Nancy Kline talks about listening with respect, interest and fascination, and staying present and curious is as necessary in the supervision space as it is in the coaching space. Creating ease, as Kline states, offers freedom from rush or urgency and “allowing sufficient emotional release to restore thinking”.
Kline believes that everything we do depends on the quality of the thinking we do and that thinking environments where we offer a non-judgemental space are optimal environments. A space to gain clarity, to unpick assumptions, and to be able to really think about who we are and how we are and how to achieve the best outcomes possible.
In order for the restorative function of supervision to happen, thinking needs to take place, prolonged, unhurried thinking.
Another key behaviour supervisors can use is that of evoking catharsis – a release of emotion – not with a view to fixing it, changing it or challenging it, but just simply to let it out.
John Heron, in his book Helping the Client, identifies six categories of interventions in the people helping professions and with the cathartic intervention being one.
But what is a cathartic intervention?
Quite simply, a cathartic intervention, is one where the supervisor somehow invites the coach to release their emotions. It might be question or a subtle gesture that gives permission and encouragement for the coach to express their emotions and frustrations. By expressing these in the supervisory space they are able to release and let go of strong emotions relating to their work, to restore, rejuvenate and return to the coaching space or to their daily life without this emotional load.
Supervision without the restorative function
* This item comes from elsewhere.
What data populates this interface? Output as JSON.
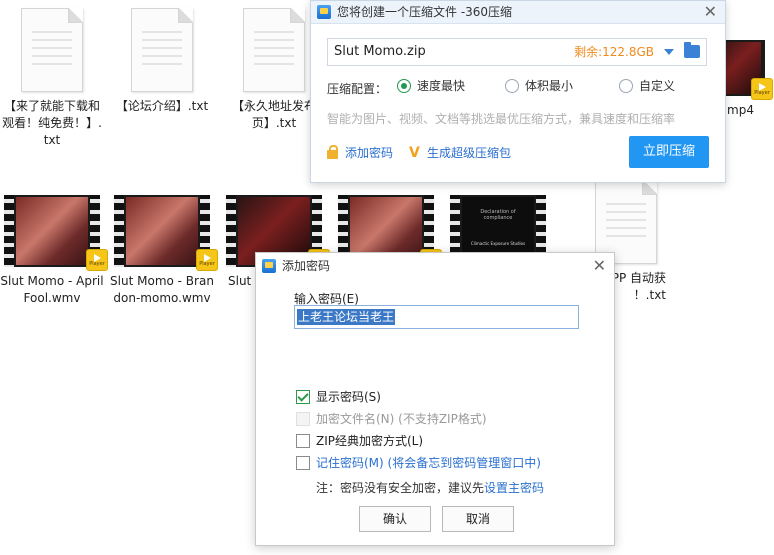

The word supervision can conjure up thoughts of a top-down management, of rigorous oversight and authority. In reality, coaching supervision in coaching is never this. But there is something even more explicit in this with the inclusion of the restorative function. If we look at supervision through a restorative lens it immediately feels collaborative, compassionate, caring and equal.
In thinking about the Restorative Function of supervision a useful thing to ask is what would happen without it? What would be missing or lost?
Where or how would coaches be without that utility room to wash their hands and wipe the sweat from their brows? Without being able to restore, rejuvenate and realign what might happen to their practice?
It does not stand alone
The Restorative Function then is a crucial component of supervision. But it is just that, a component. The restorative function does not stand alone. Instead, it sits alongside the Formative and Normative Functions and compliments them. The supervisor’s job is to master how to move between them, to combine them, and know when to use each.
I started this article with a short explanation of the three functions of supervision identified by Inskipp and Proctor. The restorative, the formative and the normative. Let us leave with the idea that the three functions sitting alongside each other offer a powerful triad to help coaches explore their practice and ways of being within their profession.
This powerful triad of functions offers a structure that supports both coaches and their clients and helps supervisors do this valued and necessary work.